What you need to know.
Peter Holwerda, Sales Manager, Apex Greenhouses, sent me an excellent e-mail last week in response to a classified in Grower2Grower, from a person wanting to purchase a second-hand greenhouse. The email highlighted the unforeseen issues importing a second-hand greenhouse from overseas might cause you.
Apex Greenhouses will import second hand greenhouses from Holland. They are able to have them prepared to any client specification. If it is a fairly straight forward glasshouse they generally work out costing around 15-20% less than a new build but they are usually already 10-15 years old. Apex will take care of all shipping, customs clearance and delivery to site. Most of the greenhouses imported are only four meters high but Apex will add longer posts (probably new) if the client wants a higher height. The imported greenhouse will need new tempered roof glass and new wall glass.
What you need to be aware of:
- There are NO guarantees on the running gear and NO warranty.
- If there is any indication of dirt or contamination detected by MAF, there might be a rather large cleaning cost to the client. While the suppliers say they clean the materials, something could sneak through which Apex would not be responsible or liable for.
- Engineering code: New Zealand Building Codes, are quite a bit higher graded than the Dutch. Apex have found that some designs from Holland do not comply with New Zealand standards. New Zealand wind zone calculations are quite a bit higher and earthquakes now also has an effect.
- It is advised that before ordering a second-hand overseas greenhouse, that an engineer from Apex check out if the greenhouse you want to purchase would comply with the New Zealand building code. You should source as much information as possible regarding engineering calculations from the overseas supplier of the second-hand greenhouse.
- Non-Compliance: If the structure does not comply then the greenhouses can be strengthened or rectified before shipping. Some truss designs from Holland, that are 10-15 years old, are 50% weaker than the Apex designed trusses.
- Even second-hand New Zealand greenhouse structures might not be up to the most recent building codes. Again, you should make sure that this is checked by an engineer before you proceed.
These are just some of the issues that could occur when importing second hand greenhouses as Peter explains: “It can be a bit tricky and there are some hurdles but even if you can find a second hand one in NZ, the building code updates in the last 10 years, might even require replacing posts or other parts. Please check with me for advice if it will pass the code without major consequences.”

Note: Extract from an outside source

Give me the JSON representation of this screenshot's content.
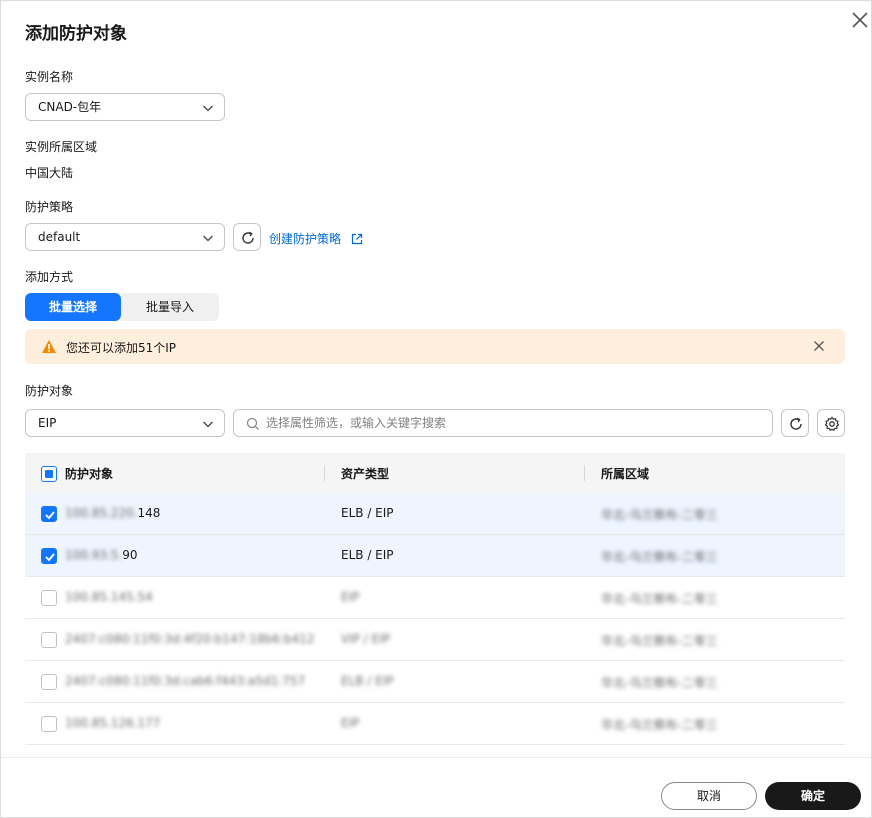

Initially you might save 15-20% buying a second-hand greenhouse, compared to a new greenhouse, but that is if everything goes well. Is it worth the risk? If you have a budget then building a greenhouse brand new, that was 15-20% smaller, but was within the budget would be something I carefully consider.
For more information please contact Peter at Apex Greenhouses:
Sales Manager | Apex Greenhouses (NZ) Ltd
6 Hosking Place, Waiuku,2123, Auckland
firstname.lastname@example.org | P +64 9 235 8618 | M +64 21 725 430 | apexgreenhouses.co.nz
Cover image is a second hand Dutch greenhouse re-built by Apex Greenhouses in the Pukekohe district.
I appreciate your comments. Please feel free to comment below or on the grower2grower Facebook page:
Article Written by Stefan Vogrincic, Consultant, Grower2Grower, with the help of Peter Holwerda from Apex Greenhouses.